The new LUX sensor in the Eve Motion also lets you create automations based on how bright it is in a room. For example, you can set it not to trigger lights on motion if the room is bright enough already. It can also pair with smart shades, such as Eve’s MotionBlinds, to adjust the shades based on the light level in the room.

From left: the original Eve motion sensor; the second-gen Eve; and the similar-looking Philips Hue Motion Sensor.

Here is where I would have liked to see a temperature sensor included — which is in the Philips Hue sensor, this model’s closest competition. I live in the South, where it gets very hot, and I like to create automations that close the shades in a room if both the light level is high and the temperature rises above 78 degrees Fahrenheit. You could do this with Eve by adding an Eve Room or Eve Weather sensor, both of which detect temperature, but those cost $99 and $80, respectively, whereas the Hue Motion Sensor is $45.

Bear in mind that the more advanced automations work best when set up in the Eve app, as the Home app is limited when it comes to setting multiple conditions (unless you use the complicated Shortcuts workaround). The Eve app adds more options, such as only triggering motion in darkness, adjusting the motion sensitivity (low / medium / high), and changing the motion re-trigger time. This last one is helpful to tweak if you find your lighting automations keep turning off sooner than you want.

Eve’s app offers more advanced automations, data insight, and an overview of your Thread network. It shows all HomeKit devices — not just Eve products.

Overall, I was impressed with the Eve Motion and can see how this type of reliability and speed can make the smart home a better experience. But while there are more Thread border routers and compatible devices today than there were just a year ago, there still aren’t enough to make this an unequivocal recommendation. And Thread border routers from different manufacturers still can’t talk to each other (although a fix is coming).

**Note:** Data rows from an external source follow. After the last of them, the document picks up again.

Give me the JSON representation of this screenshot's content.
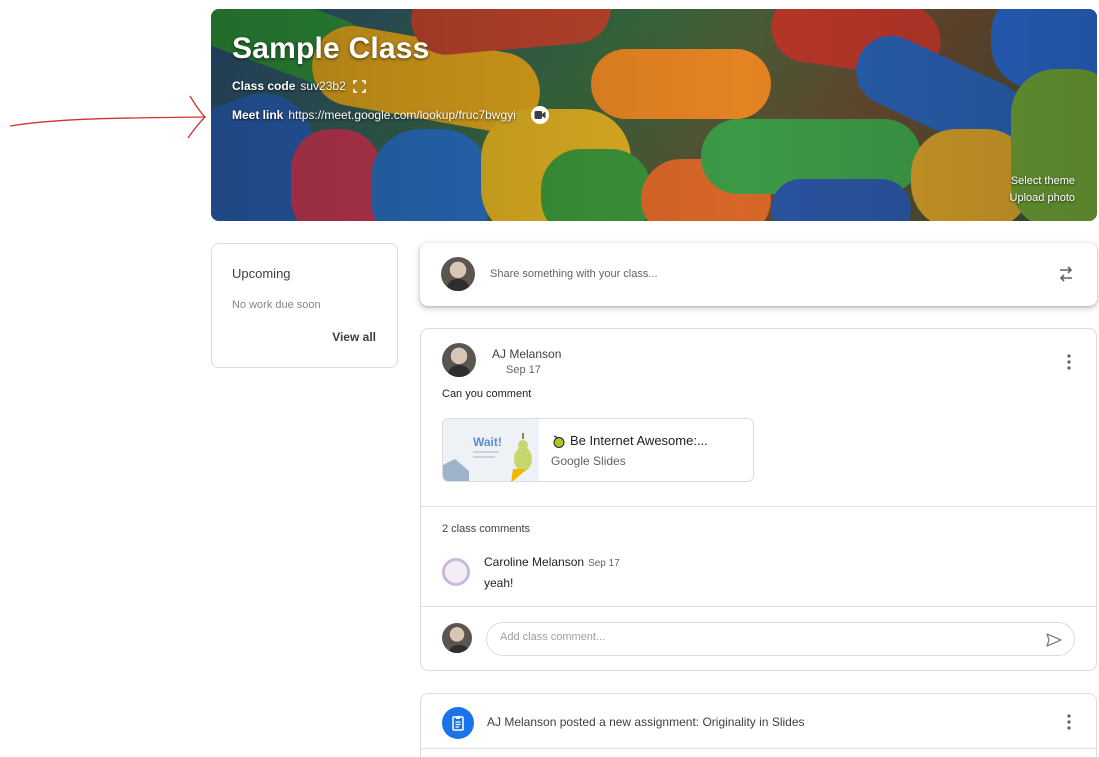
{
  "banner": {
    "title": "Sample Class",
    "class_code_label": "Class code",
    "class_code": "suv23b2",
    "meet_label": "Meet link",
    "meet_url": "https://meet.google.com/lookup/fruc7bwgyi",
    "select_theme": "Select theme",
    "upload_photo": "Upload photo"
  },
  "upcoming": {
    "title": "Upcoming",
    "empty_text": "No work due soon",
    "view_all": "View all"
  },
  "share": {
    "placeholder": "Share something with your class..."
  },
  "post": {
    "author": "AJ Melanson",
    "date": "Sep 17",
    "text": "Can you comment",
    "attachment": {
      "title": "Be Internet Awesome:...",
      "type": "Google Slides",
      "thumb_text": "Wait!"
    },
    "comments_count": "2 class comments",
    "comment": {
      "author": "Caroline Melanson",
      "date": "Sep 17",
      "text": "yeah!"
    },
    "comment_placeholder": "Add class comment..."
  },
  "assignment": {
    "text": "AJ Melanson posted a new assignment: Originality in Slides"
  },
  "colors": {
    "annotation": "#d0342c",
    "accent_blue": "#1a73e8",
    "border": "#dadce0"
  }
}
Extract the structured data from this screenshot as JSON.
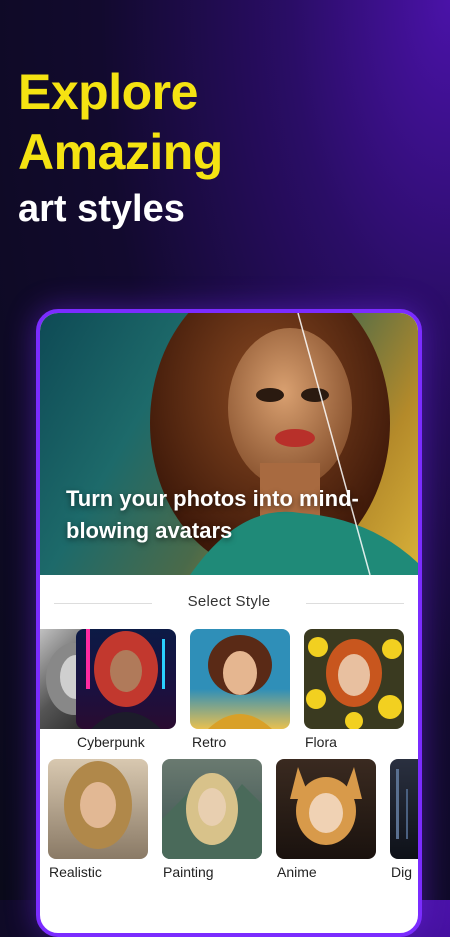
{
  "headline": {
    "line1": "Explore",
    "line2": "Amazing",
    "line3": "art styles"
  },
  "hero": {
    "caption": "Turn your photos into mind-blowing avatars"
  },
  "section": {
    "title": "Select Style"
  },
  "styles_row1": [
    {
      "label": "",
      "icon": "grayscale-portrait"
    },
    {
      "label": "Cyberpunk",
      "icon": "cyberpunk-portrait"
    },
    {
      "label": "Retro",
      "icon": "retro-portrait"
    },
    {
      "label": "Flora",
      "icon": "flora-portrait"
    }
  ],
  "styles_row2": [
    {
      "label": "Realistic",
      "icon": "realistic-portrait"
    },
    {
      "label": "Painting",
      "icon": "painting-portrait"
    },
    {
      "label": "Anime",
      "icon": "anime-portrait"
    },
    {
      "label": "Dig",
      "icon": "digital-portrait"
    }
  ],
  "colors": {
    "accent": "#7b2cff",
    "headline_yellow": "#f5e312"
  }
}
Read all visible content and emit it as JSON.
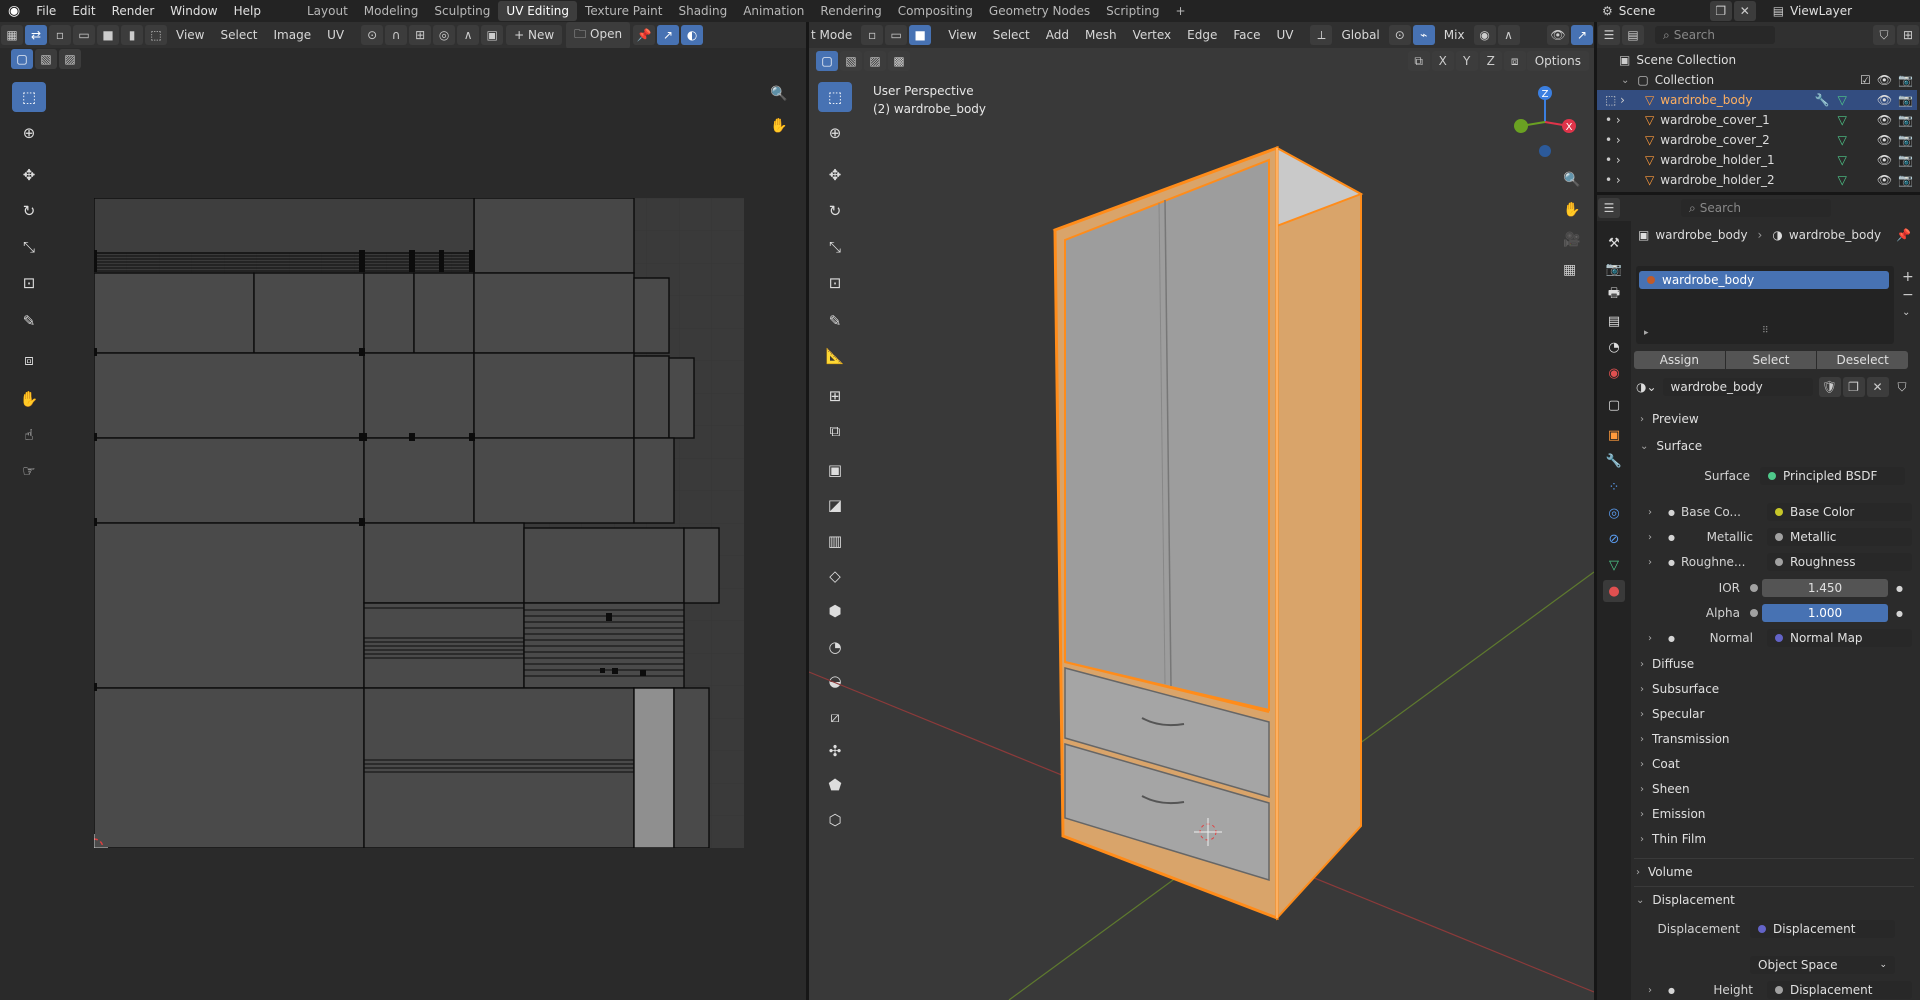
{
  "topbar": {
    "menus": [
      "File",
      "Edit",
      "Render",
      "Window",
      "Help"
    ],
    "workspaces": [
      "Layout",
      "Modeling",
      "Sculpting",
      "UV Editing",
      "Texture Paint",
      "Shading",
      "Animation",
      "Rendering",
      "Compositing",
      "Geometry Nodes",
      "Scripting"
    ],
    "active_workspace": "UV Editing",
    "scene": "Scene",
    "view_layer": "ViewLayer"
  },
  "uv_editor": {
    "menus": [
      "View",
      "Select",
      "Image",
      "UV"
    ],
    "new_label": "New",
    "open_label": "Open"
  },
  "viewport": {
    "mode_label": "t Mode",
    "menus": [
      "View",
      "Select",
      "Add",
      "Mesh",
      "Vertex",
      "Edge",
      "Face",
      "UV"
    ],
    "orientation": "Global",
    "pivot": "Mix",
    "options_label": "Options",
    "axes": [
      "X",
      "Y",
      "Z"
    ],
    "info_line1": "User Perspective",
    "info_line2": "(2) wardrobe_body"
  },
  "outliner": {
    "search_placeholder": "Search",
    "root": "Scene Collection",
    "collection": "Collection",
    "objects": [
      "wardrobe_body",
      "wardrobe_cover_1",
      "wardrobe_cover_2",
      "wardrobe_holder_1",
      "wardrobe_holder_2"
    ],
    "selected": "wardrobe_body"
  },
  "properties": {
    "search_placeholder": "Search",
    "breadcrumb_object": "wardrobe_body",
    "breadcrumb_material": "wardrobe_body",
    "slot_name": "wardrobe_body",
    "assign": "Assign",
    "select": "Select",
    "deselect": "Deselect",
    "material_name": "wardrobe_body",
    "preview": "Preview",
    "surface_section": "Surface",
    "surface_label": "Surface",
    "surface_value": "Principled BSDF",
    "inputs": [
      {
        "label": "Base Co...",
        "value": "Base Color",
        "color": "#c7c729"
      },
      {
        "label": "Metallic",
        "value": "Metallic",
        "color": "#a1a1a1"
      },
      {
        "label": "Roughne...",
        "value": "Roughness",
        "color": "#a1a1a1"
      }
    ],
    "ior_label": "IOR",
    "ior_value": "1.450",
    "alpha_label": "Alpha",
    "alpha_value": "1.000",
    "normal_label": "Normal",
    "normal_value": "Normal Map",
    "subsections": [
      "Diffuse",
      "Subsurface",
      "Specular",
      "Transmission",
      "Coat",
      "Sheen",
      "Emission",
      "Thin Film"
    ],
    "volume": "Volume",
    "displacement_section": "Displacement",
    "displacement_label": "Displacement",
    "displacement_value": "Displacement",
    "space_value": "Object Space",
    "height_label": "Height",
    "height_value": "Displacement"
  },
  "colors": {
    "accent": "#4772b3",
    "selection_orange": "#ff8c1a",
    "axis_red": "#e0344a",
    "axis_green": "#6aa122",
    "axis_blue": "#3b7fe0"
  }
}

If you don’t have any type of Thread network set up in your home, don’t buy this. Without Thread, the Eve Motion reverts to Bluetooth LE, which is nowhere near as fast or reliable as Zigbee or Thread. If all you want is to turn lights on and off, you’ll be better off with the excellent Philips Hue Motion Sensor ($45 plus a Hue bridge). The Hue app has much simpler automation options for lighting control, and it works with Apple’s HomeKit, Amazon Alexa, Google Home, and Samsung SmartThings.

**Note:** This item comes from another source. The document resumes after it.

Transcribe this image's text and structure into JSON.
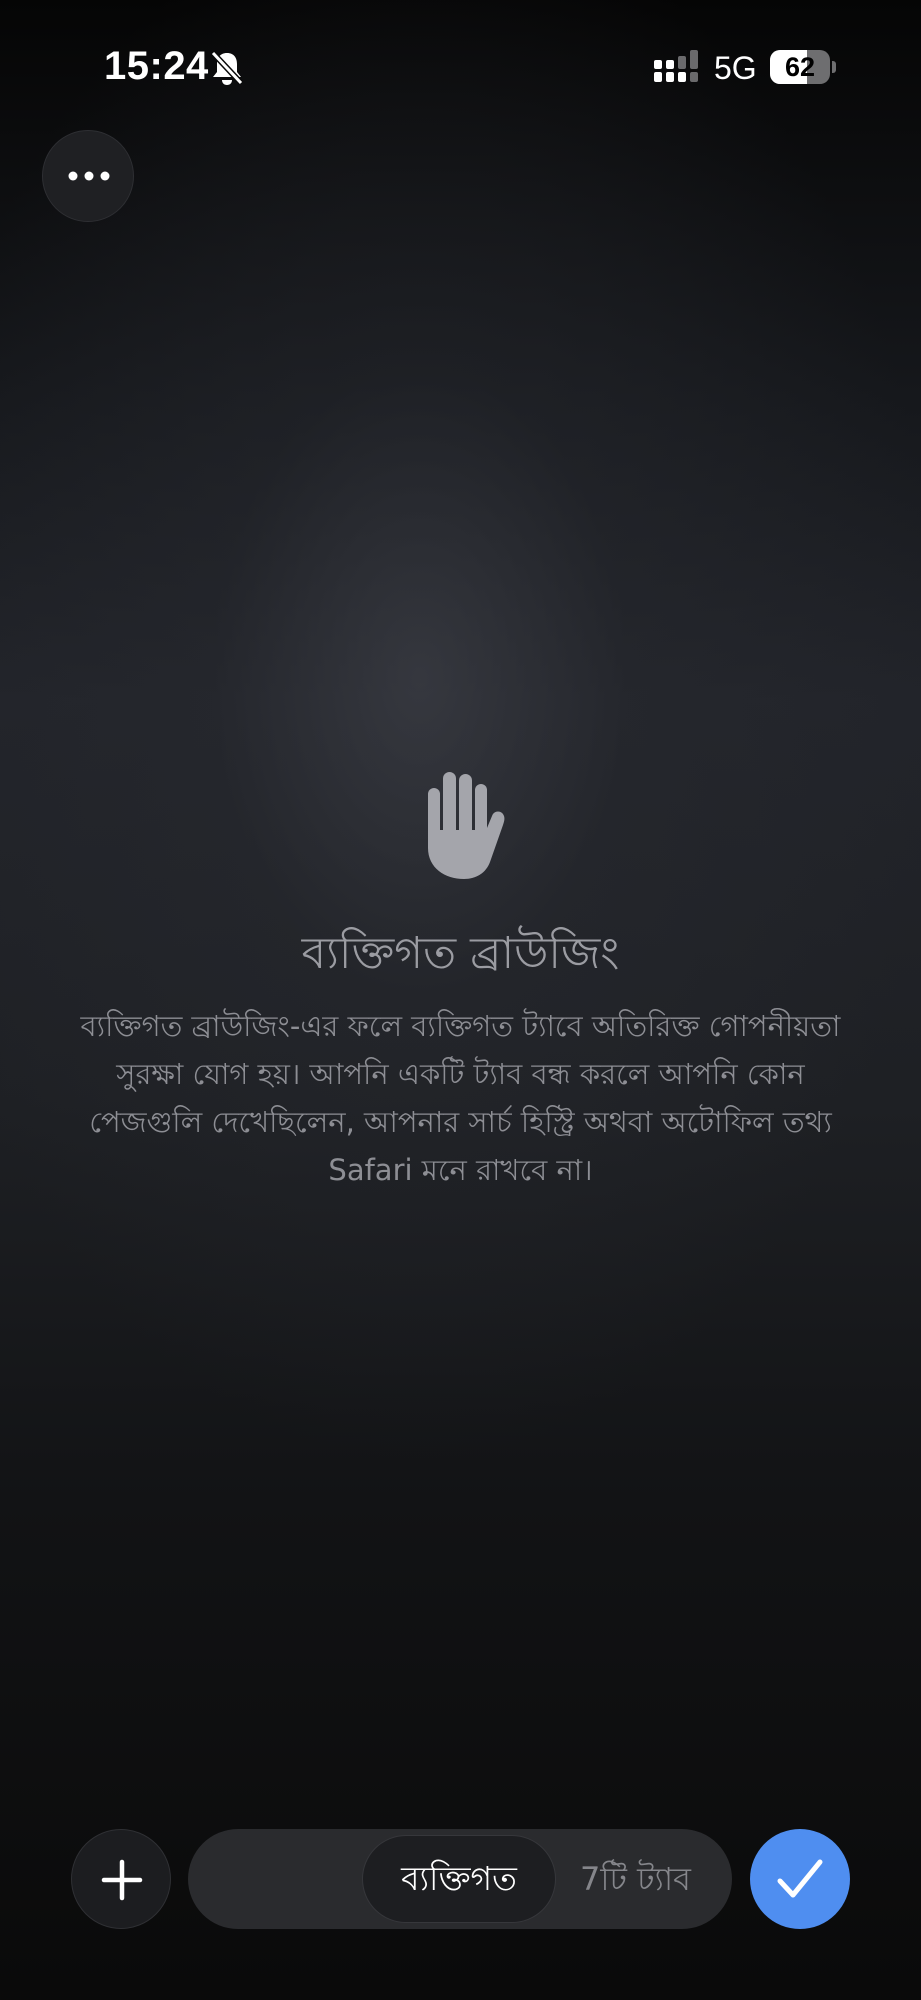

However, if you are like me and are gearing your smart home up to work with Matter when the standard arrives later this year, this little gadget will be an excellent block on which to build a truly smart home.

Photos by Jennifer Pattison Tuohy / The Verge